BOKO: The much-talked about Education and Training Sector Strategic Plan (ETSSP) is yet to be costed and implemented. Given the competing demands for government finances, is the ETSSP really going to be a priority? Institutions (such as UB) that will be critical for the success of the ETSSP seem not to be aware of their roles in this project. Has the rolling-out of the program been thought out clearly?
Training (i.e. vocational and technical education), that branch of the education system with a direct link to the labour force, continues to be neglected. All we hear about its importance is mere rhetoric. Private providers of vocational and technical education are just interested in profit and care less about the quality of training they provide. In fact, some of them claim funds from the Training Levy for student attachments when they do not have such attachment programs.

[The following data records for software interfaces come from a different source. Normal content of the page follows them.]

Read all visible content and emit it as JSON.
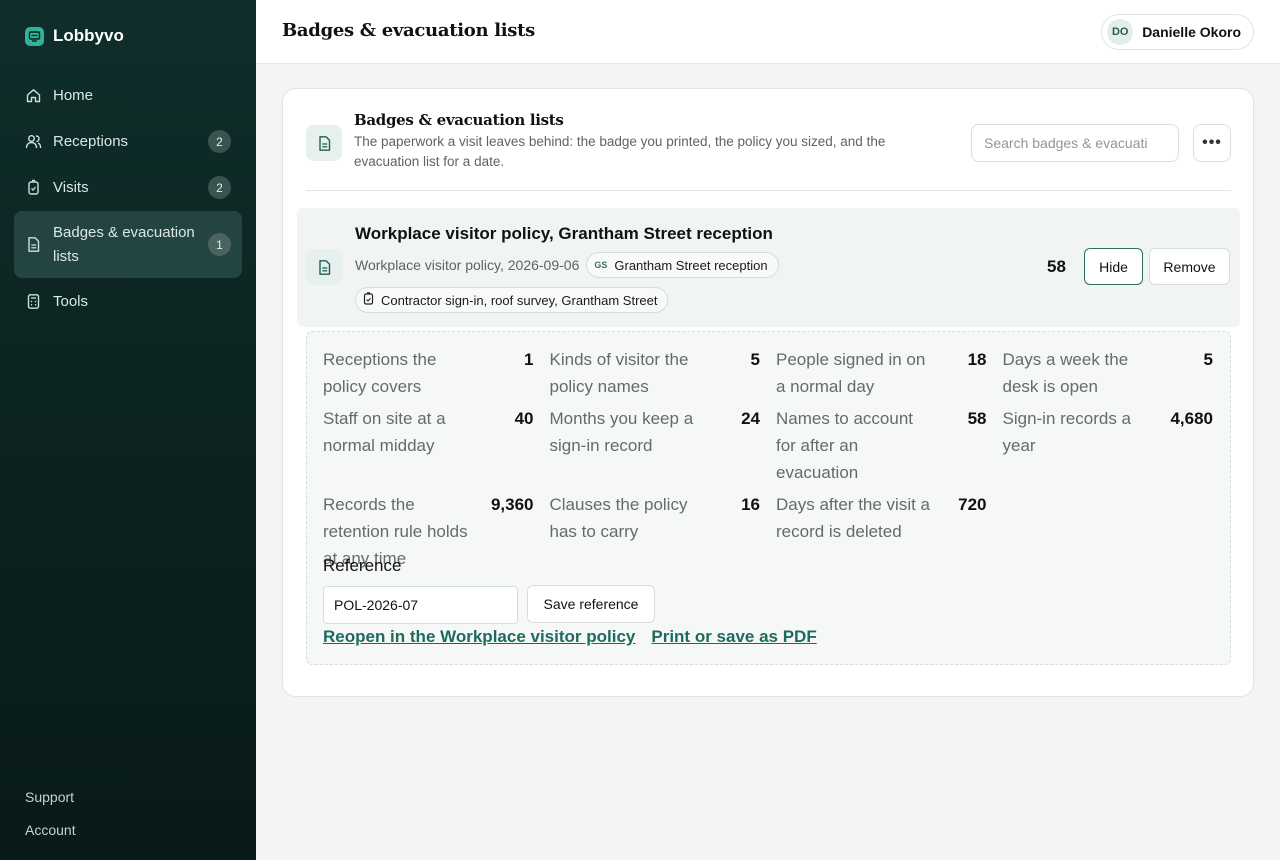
{
  "app": {
    "name": "Lobbyvo"
  },
  "sidebar": {
    "items": [
      {
        "label": "Home",
        "icon": "home-icon",
        "count": ""
      },
      {
        "label": "Receptions",
        "icon": "people-icon",
        "count": "2"
      },
      {
        "label": "Visits",
        "icon": "badge-icon",
        "count": "2"
      },
      {
        "label": "Badges & evacuation lists",
        "icon": "document-icon",
        "count": "1",
        "active": true
      },
      {
        "label": "Tools",
        "icon": "calculator-icon",
        "count": ""
      }
    ],
    "footer": {
      "support": "Support",
      "account": "Account"
    }
  },
  "header": {
    "title": "Badges & evacuation lists",
    "user": {
      "initials": "DO",
      "name": "Danielle Okoro"
    }
  },
  "card": {
    "title": "Badges & evacuation lists",
    "description": "The paperwork a visit leaves behind: the badge you printed, the policy you sized, and the evacuation list for a date.",
    "search_placeholder": "Search badges & evacuati",
    "more_label": "•••"
  },
  "item": {
    "title": "Workplace visitor policy, Grantham Street reception",
    "subtitle": "Workplace visitor policy, 2026-09-06",
    "reception_chip": {
      "initials": "GS",
      "label": "Grantham Street reception"
    },
    "visit_chip": {
      "label": "Contractor sign-in, roof survey, Grantham Street"
    },
    "count": "58",
    "hide_label": "Hide",
    "remove_label": "Remove"
  },
  "stats": [
    {
      "label": "Receptions the policy covers",
      "value": "1"
    },
    {
      "label": "Kinds of visitor the policy names",
      "value": "5"
    },
    {
      "label": "People signed in on a normal day",
      "value": "18"
    },
    {
      "label": "Days a week the desk is open",
      "value": "5"
    },
    {
      "label": "Staff on site at a normal midday",
      "value": "40"
    },
    {
      "label": "Months you keep a sign-in record",
      "value": "24"
    },
    {
      "label": "Names to account for after an evacuation",
      "value": "58"
    },
    {
      "label": "Sign-in records a year",
      "value": "4,680"
    },
    {
      "label": "Records the retention rule holds at any time",
      "value": "9,360"
    },
    {
      "label": "Clauses the policy has to carry",
      "value": "16"
    },
    {
      "label": "Days after the visit a record is deleted",
      "value": "720"
    }
  ],
  "reference": {
    "label": "Reference",
    "value": "POL-2026-07",
    "save_label": "Save reference"
  },
  "links": {
    "reopen": "Reopen in the Workplace visitor policy",
    "print": "Print or save as PDF"
  },
  "colors": {
    "sidebar_bg": "#0c2422",
    "accent": "#1d6b5f",
    "brand": "#2fb39a"
  }
}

This is fraudulent behavior. And yet government turns a blind eye to all this. It has been said several times over the years that public technical and vocational institutions are mis-aligned with labour market needs. Nothing is being done about it.
We note with alarm, as the UDC, that under the current administration, education has become an agent of social division and entrenched inequality. Yet education must promote social justice, national unity and cohesion. Education should provide hope for young people across the entire country and enable those born into poverty and disadvantage to escape these cloying circumstances of their birth. Education should be, as we got to know when we were growing up, the only sure escape from poverty by all. Most of us in this House and many in public service are living testimony of the empowering and liberating role of education. Except for a few who inherited prestige and privilege, most Batswana come from humble backgrounds. Education used to enable them to overcome poverty. This, sadly, is no longer the case.
Revenues and Grants
MATAMBO: Total revenues and grants for 2016/2017 are estimated at P48.40 billion, a decrease of P3.36 billion compared to the revised budget of P51.76 billion for 2015/2016; with Mineral revenue contributing 35.2 percent of the total revenues, followed by Customs and Excise at 24.3 percent. Non-Mineral Income Tax and Value Added Tax come third and fourth at 21.2 percent and 12.4 percent, respectively. The reduction in the 2016/2017 revenues compared to 2015/2016 is a result of the projected fall of 6.9 percent in mineral revenues and 23.8 percent in customs and excise receipts. A total development budget of P14.82 billion is proposed for the financial year 2016/2017. The Ministry of Defence, Justice and Security, with a proposed allocation of P3.59 billion or 24.2 percent, takes the largest share of the proposed budget, mainly to cater for provision of defence equipment, communication equipment, and infrastructure, in order to improve BDF’s defence capabilities. In addition, the allocation caters for construction of police stations at Mmathubudukwane, Maitengwe and Semolale, as well as staff houses in different locations in order to improve safety and security.
BOKO: We would immediately cancel the order of army aircraft. We would re-direct some of this money away from aircraft and towards a range of high impact uses including more improved equipment and living conditions for the army. This should save billions of Pula per year, a good portion of which would be re-directed for not only a more professional, equipped and highly motivated army and police forces, but for other development initiatives as well.